Thank you Linda! And I'd like to join you in thanking Samantha for "introducing" us. I've had more time today to look further at your memoir blog and I can see I'm really going to enjoy following your postings. Thanks for helping my New Year get off to a positive and exciting start! :-)

Samantha said...

You're welcome! I am so happy to have introduced you. Here's to the wonderful power of networking . . . . .!

Lucy.south said...

Wow, I sure missed a lot of time with you during Christmas. I had colorforms too! The one I remember the best was about the weather and how to dress. I so loved it, since Romper Room would talk about the same kind of weather stuff and I knew what to wear, woo hoo.
I was soooo spoiled by Santa Claus. My parents were all about the struggle throughout the year, but celebration at Christmas was so very important. This year I lavished the gifts on my grandchild as my children did not want to be given gifts they could not afford to reciprocate. This was bittersweet. I had such a simple Christmas, silent and holy. My grandchild attended Midnight Mass and God gave me such a beautiful gift looking into her soul that night, oh my gosh. She is a sweetheart of love and tenderness. So, although simple and different, it may have been my best yet. I worry at times about why my offspring do not plan for the festivities of Christmas as their generations before them, but I am reminded that all is in God's time and they are in His hands now.

Cathy Scibelli said...

What a beautiful story about your Christmas with Hope. I'm glad you made it such a special celebration for her, especially this year when she had to go through the holiday without her Mom. She reminds me so much of you, every time you post a picture of her on Facebook, it's like I'm looking through a time mirror, seeing you as a child.

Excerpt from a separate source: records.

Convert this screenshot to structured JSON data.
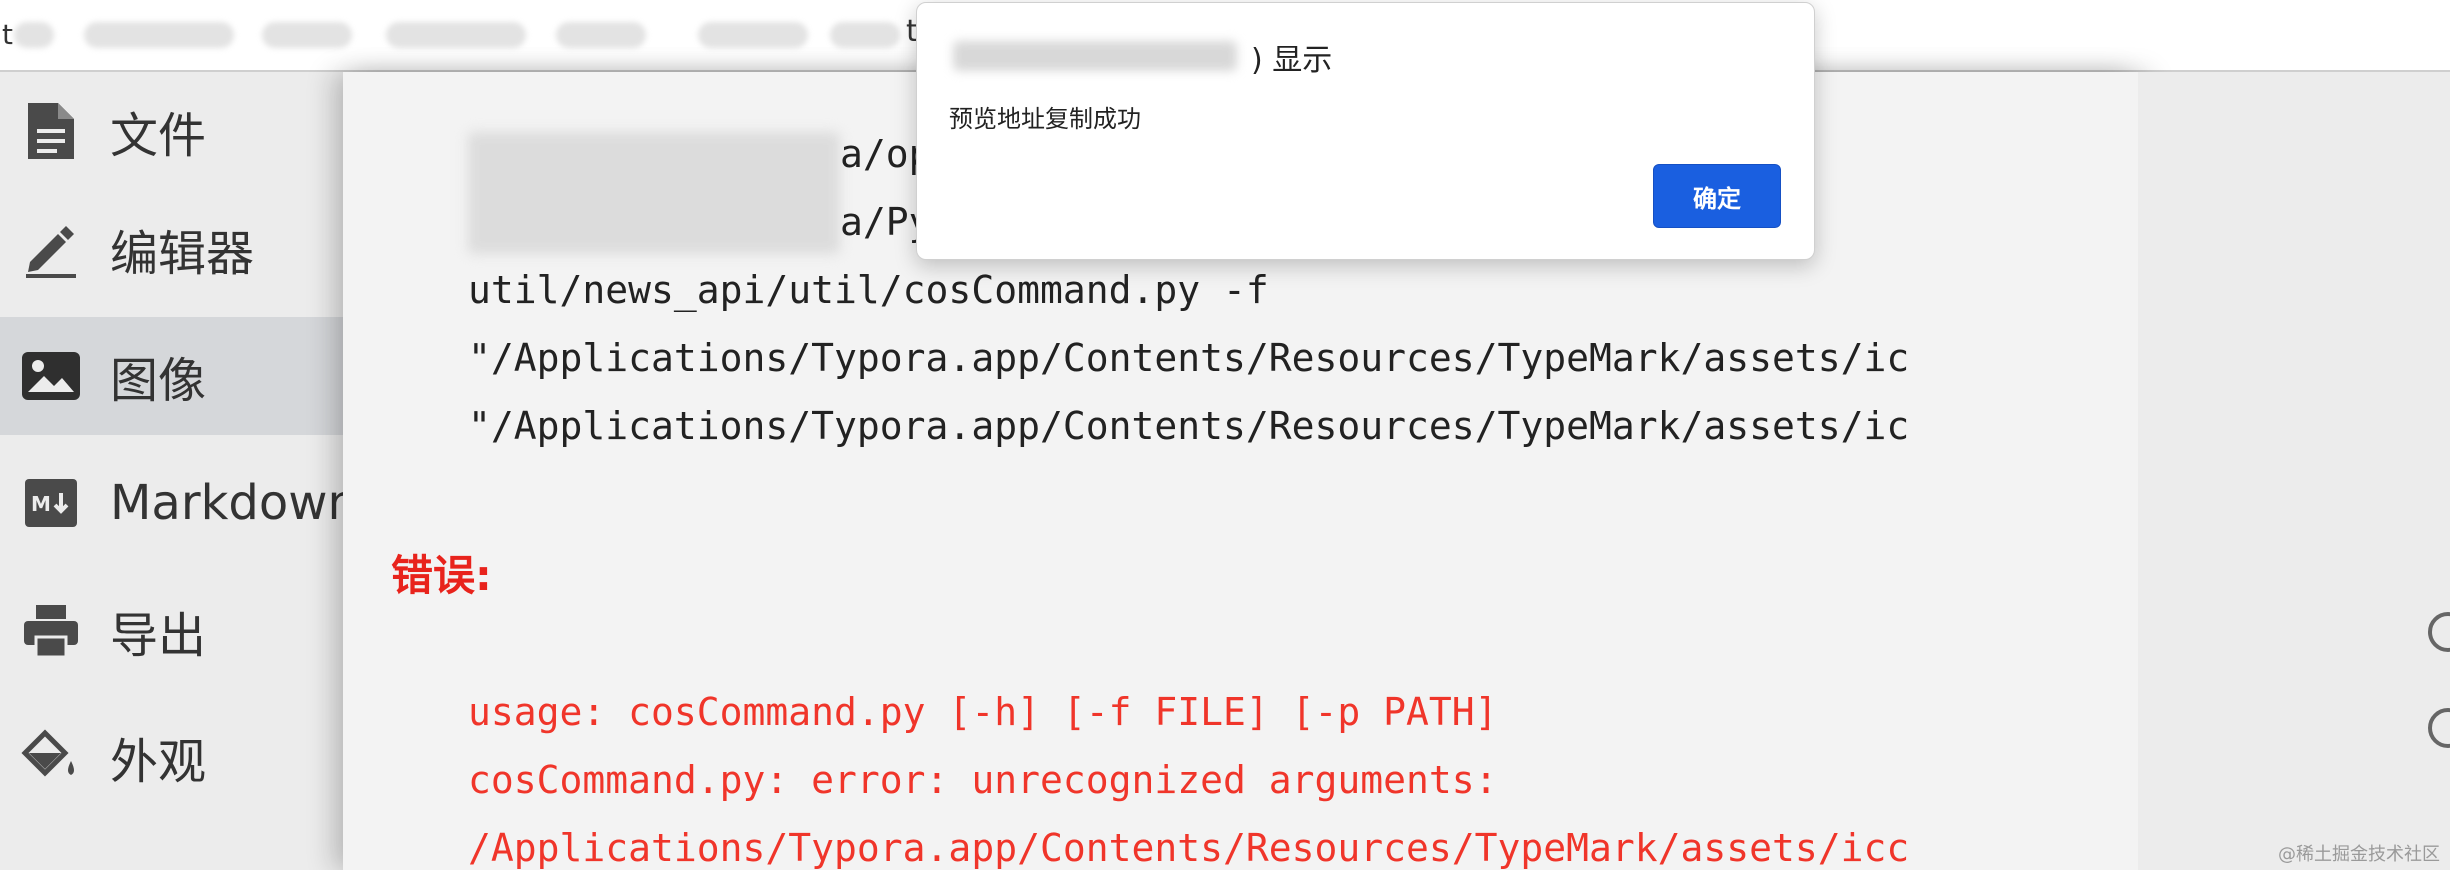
{
  "browser": {
    "leading_char": "t",
    "middle_char": "t"
  },
  "sidebar": {
    "items": [
      {
        "label": "文件",
        "icon": "file-icon",
        "active": false
      },
      {
        "label": "编辑器",
        "icon": "pen-icon",
        "active": false
      },
      {
        "label": "图像",
        "icon": "image-icon",
        "active": true
      },
      {
        "label": "Markdown",
        "icon": "markdown-icon",
        "active": false
      },
      {
        "label": "导出",
        "icon": "printer-icon",
        "active": false
      },
      {
        "label": "外观",
        "icon": "paint-bucket-icon",
        "active": false
      }
    ]
  },
  "document": {
    "partial_lines": [
      "a/op",
      "a/Py"
    ],
    "command_lines": [
      "util/news_api/util/cosCommand.py -f",
      "\"/Applications/Typora.app/Contents/Resources/TypeMark/assets/ic",
      "\"/Applications/Typora.app/Contents/Resources/TypeMark/assets/ic"
    ],
    "error_heading": "错误:",
    "error_lines": [
      "usage: cosCommand.py [-h] [-f FILE] [-p PATH]",
      "cosCommand.py: error: unrecognized arguments:",
      "/Applications/Typora.app/Contents/Resources/TypeMark/assets/icc"
    ]
  },
  "dialog": {
    "title_suffix": ") 显示",
    "message": "预览地址复制成功",
    "ok_label": "确定"
  },
  "watermark": "@稀土掘金技术社区",
  "colors": {
    "error_red": "#f0352a",
    "button_blue": "#1a5fe0",
    "active_item_bg": "#d5d7da"
  }
}
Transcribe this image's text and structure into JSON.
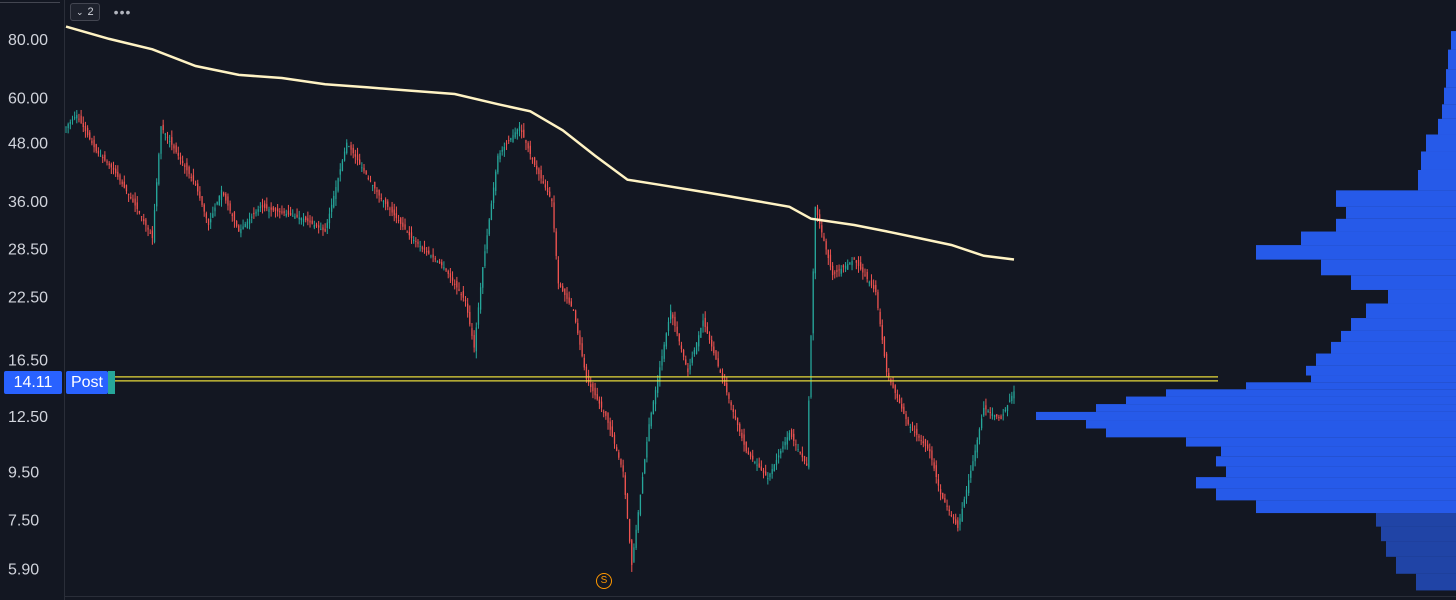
{
  "toolbar": {
    "layout_count": "2",
    "more_icon": "more-horizontal-icon",
    "chevron_icon": "chevron-down-icon"
  },
  "price_badge": {
    "value": "14.11",
    "session": "Post",
    "color": "#2962ff"
  },
  "session_marker": {
    "label": "S",
    "color": "#ff9800"
  },
  "chart_data": {
    "type": "candlestick",
    "yscale": "log",
    "ylim": [
      5.2,
      95
    ],
    "yticks": [
      "80.00",
      "60.00",
      "48.00",
      "36.00",
      "28.50",
      "22.50",
      "16.50",
      "12.50",
      "9.50",
      "7.50",
      "5.90"
    ],
    "up_color": "#26a69a",
    "down_color": "#ef5350",
    "close_anchors": [
      [
        0,
        52
      ],
      [
        5,
        55
      ],
      [
        14,
        46
      ],
      [
        22,
        42
      ],
      [
        34,
        34
      ],
      [
        40,
        30
      ],
      [
        44,
        52
      ],
      [
        52,
        45
      ],
      [
        60,
        39
      ],
      [
        66,
        32
      ],
      [
        72,
        38
      ],
      [
        80,
        31
      ],
      [
        90,
        35
      ],
      [
        100,
        34
      ],
      [
        110,
        33
      ],
      [
        120,
        31
      ],
      [
        130,
        48
      ],
      [
        145,
        37
      ],
      [
        160,
        30
      ],
      [
        175,
        26
      ],
      [
        185,
        22
      ],
      [
        189,
        17.5
      ],
      [
        193,
        26
      ],
      [
        200,
        45
      ],
      [
        210,
        52
      ],
      [
        217,
        43
      ],
      [
        225,
        36
      ],
      [
        228,
        24
      ],
      [
        235,
        21
      ],
      [
        241,
        15
      ],
      [
        250,
        12.5
      ],
      [
        258,
        9.5
      ],
      [
        262,
        6.0
      ],
      [
        270,
        12
      ],
      [
        280,
        21
      ],
      [
        288,
        15.5
      ],
      [
        295,
        20
      ],
      [
        305,
        14.5
      ],
      [
        315,
        10.5
      ],
      [
        325,
        9.2
      ],
      [
        335,
        11.5
      ],
      [
        343,
        9.8
      ],
      [
        347,
        35
      ],
      [
        355,
        25
      ],
      [
        365,
        27
      ],
      [
        375,
        23
      ],
      [
        380,
        15.5
      ],
      [
        390,
        12
      ],
      [
        400,
        10.5
      ],
      [
        405,
        8.5
      ],
      [
        413,
        7.2
      ],
      [
        420,
        10
      ],
      [
        425,
        13
      ],
      [
        433,
        12.3
      ],
      [
        439,
        14.11
      ]
    ],
    "ma_line": {
      "color": "#fff3c4",
      "points": [
        [
          0,
          85
        ],
        [
          20,
          80
        ],
        [
          40,
          76
        ],
        [
          60,
          70
        ],
        [
          80,
          67
        ],
        [
          100,
          66
        ],
        [
          120,
          64
        ],
        [
          140,
          63
        ],
        [
          160,
          62
        ],
        [
          180,
          61
        ],
        [
          200,
          58
        ],
        [
          215,
          56
        ],
        [
          230,
          51
        ],
        [
          245,
          45
        ],
        [
          260,
          40
        ],
        [
          275,
          39
        ],
        [
          290,
          38
        ],
        [
          305,
          37
        ],
        [
          320,
          36
        ],
        [
          335,
          35
        ],
        [
          345,
          33
        ],
        [
          365,
          32
        ],
        [
          380,
          31
        ],
        [
          395,
          30
        ],
        [
          410,
          29
        ],
        [
          425,
          27.5
        ],
        [
          439,
          27
        ]
      ]
    },
    "horizontal_line": {
      "value": 15.0,
      "color": "#e6d93a"
    },
    "volume_profile": {
      "color": "#2962ff",
      "levels": [
        [
          5.5,
          40
        ],
        [
          6.0,
          60
        ],
        [
          6.5,
          70
        ],
        [
          7.0,
          75
        ],
        [
          7.5,
          80
        ],
        [
          8.0,
          200
        ],
        [
          8.5,
          240
        ],
        [
          9.0,
          260
        ],
        [
          9.5,
          230
        ],
        [
          10.0,
          240
        ],
        [
          10.5,
          235
        ],
        [
          11.0,
          270
        ],
        [
          11.5,
          350
        ],
        [
          12.0,
          370
        ],
        [
          12.5,
          420
        ],
        [
          13.0,
          360
        ],
        [
          13.5,
          330
        ],
        [
          14.0,
          290
        ],
        [
          14.5,
          210
        ],
        [
          15.0,
          145
        ],
        [
          15.5,
          150
        ],
        [
          16.5,
          140
        ],
        [
          17.5,
          125
        ],
        [
          18.5,
          115
        ],
        [
          19.5,
          105
        ],
        [
          21,
          90
        ],
        [
          22.5,
          68
        ],
        [
          24,
          105
        ],
        [
          26,
          135
        ],
        [
          28,
          200
        ],
        [
          30,
          155
        ],
        [
          32,
          120
        ],
        [
          34,
          110
        ],
        [
          36,
          120
        ],
        [
          40,
          38
        ],
        [
          44,
          35
        ],
        [
          48,
          30
        ],
        [
          52,
          18
        ],
        [
          56,
          14
        ],
        [
          60,
          12
        ],
        [
          66,
          10
        ],
        [
          72,
          8
        ],
        [
          80,
          5
        ]
      ]
    }
  }
}
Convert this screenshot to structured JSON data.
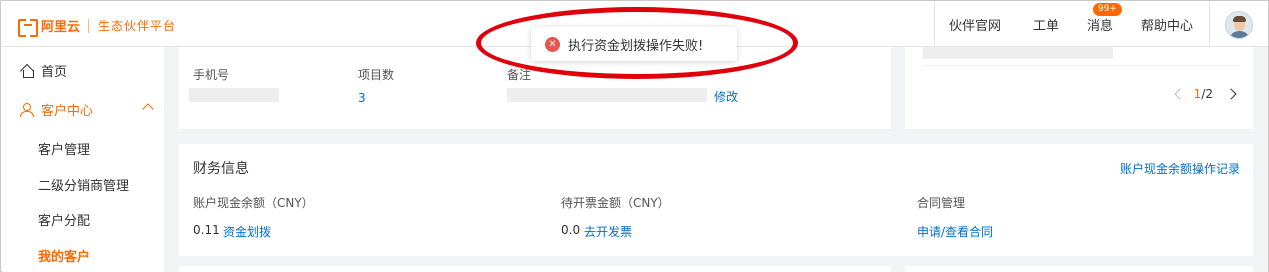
{
  "header": {
    "logo_brand": "阿里云",
    "logo_sub": "生态伙伴平台",
    "nav": {
      "partner_site": "伙伴官网",
      "ticket": "工单",
      "messages": "消息",
      "messages_badge": "99+",
      "help": "帮助中心"
    }
  },
  "sidebar": {
    "home": "首页",
    "customer_center": "客户中心",
    "items": [
      {
        "label": "客户管理"
      },
      {
        "label": "二级分销商管理"
      },
      {
        "label": "客户分配"
      },
      {
        "label": "我的客户",
        "active": true
      }
    ]
  },
  "top_card": {
    "phone_label": "手机号",
    "project_count_label": "项目数",
    "project_count": "3",
    "remark_label": "备注",
    "edit_link": "修改"
  },
  "pager": {
    "current": "1",
    "total": "/2"
  },
  "finance": {
    "title": "财务信息",
    "record_link": "账户现金余额操作记录",
    "balance_label": "账户现金余额（CNY）",
    "balance_value": "0.11",
    "transfer_link": "资金划拨",
    "invoice_label": "待开票金额（CNY）",
    "invoice_value": "0.0",
    "invoice_link": "去开发票",
    "contract_label": "合同管理",
    "contract_link": "申请/查看合同"
  },
  "toast": {
    "message": "执行资金划拨操作失败!",
    "icon": "error-circle-icon"
  },
  "colors": {
    "accent": "#ff6a00",
    "link": "#0070cc",
    "error": "#e8554e",
    "annotation": "#e0000b"
  }
}
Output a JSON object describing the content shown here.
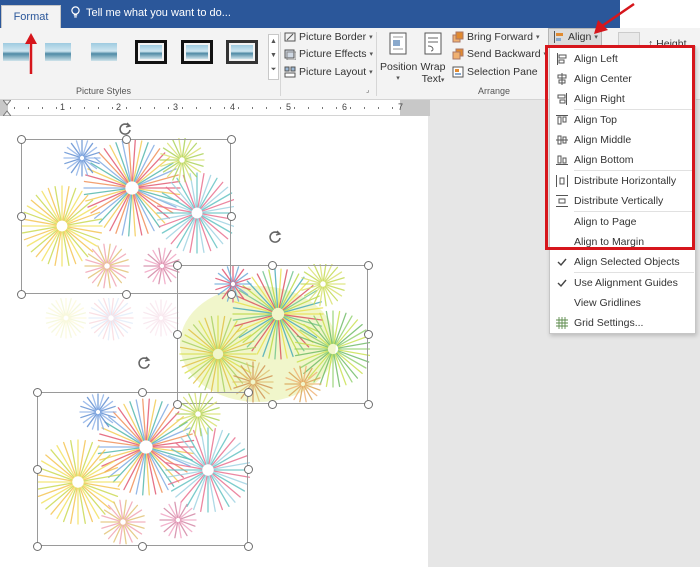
{
  "tabs": {
    "active": "Format",
    "tell_me": "Tell me what you want to do..."
  },
  "ribbon": {
    "picture_styles_label": "Picture Styles",
    "arrange_label": "Arrange",
    "picture_border": "Picture Border",
    "picture_effects": "Picture Effects",
    "picture_layout": "Picture Layout",
    "position": "Position",
    "wrap_text_line1": "Wrap",
    "wrap_text_line2": "Text",
    "bring_forward": "Bring Forward",
    "send_backward": "Send Backward",
    "selection_pane": "Selection Pane",
    "align": "Align",
    "height": "Height"
  },
  "ruler": {
    "numbers": [
      "1",
      "2",
      "3",
      "4",
      "5",
      "6",
      "7"
    ]
  },
  "align_menu": {
    "items": [
      {
        "label": "Align Left",
        "icon": "align-left-icon"
      },
      {
        "label": "Align Center",
        "icon": "align-center-icon"
      },
      {
        "label": "Align Right",
        "icon": "align-right-icon"
      },
      {
        "label": "Align Top",
        "icon": "align-top-icon"
      },
      {
        "label": "Align Middle",
        "icon": "align-middle-icon"
      },
      {
        "label": "Align Bottom",
        "icon": "align-bottom-icon"
      },
      {
        "label": "Distribute Horizontally",
        "icon": "distribute-horizontal-icon"
      },
      {
        "label": "Distribute Vertically",
        "icon": "distribute-vertical-icon"
      },
      {
        "label": "Align to Page",
        "icon": ""
      },
      {
        "label": "Align to Margin",
        "icon": ""
      },
      {
        "label": "Align Selected Objects",
        "icon": "checkmark-icon"
      },
      {
        "label": "Use Alignment Guides",
        "icon": "checkmark-icon"
      },
      {
        "label": "View Gridlines",
        "icon": ""
      },
      {
        "label": "Grid Settings...",
        "icon": "grid-icon"
      }
    ]
  },
  "colors": {
    "title_bar": "#2b579a",
    "highlight": "#d6161c",
    "accent_text": "#2b579a"
  }
}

And I understand how you feel about your kids not celebrating as we did, it's sad to see the ways in which society has been changing lately. But just keep praying and leave it in God's hands, as you said. We'll understand it all someday.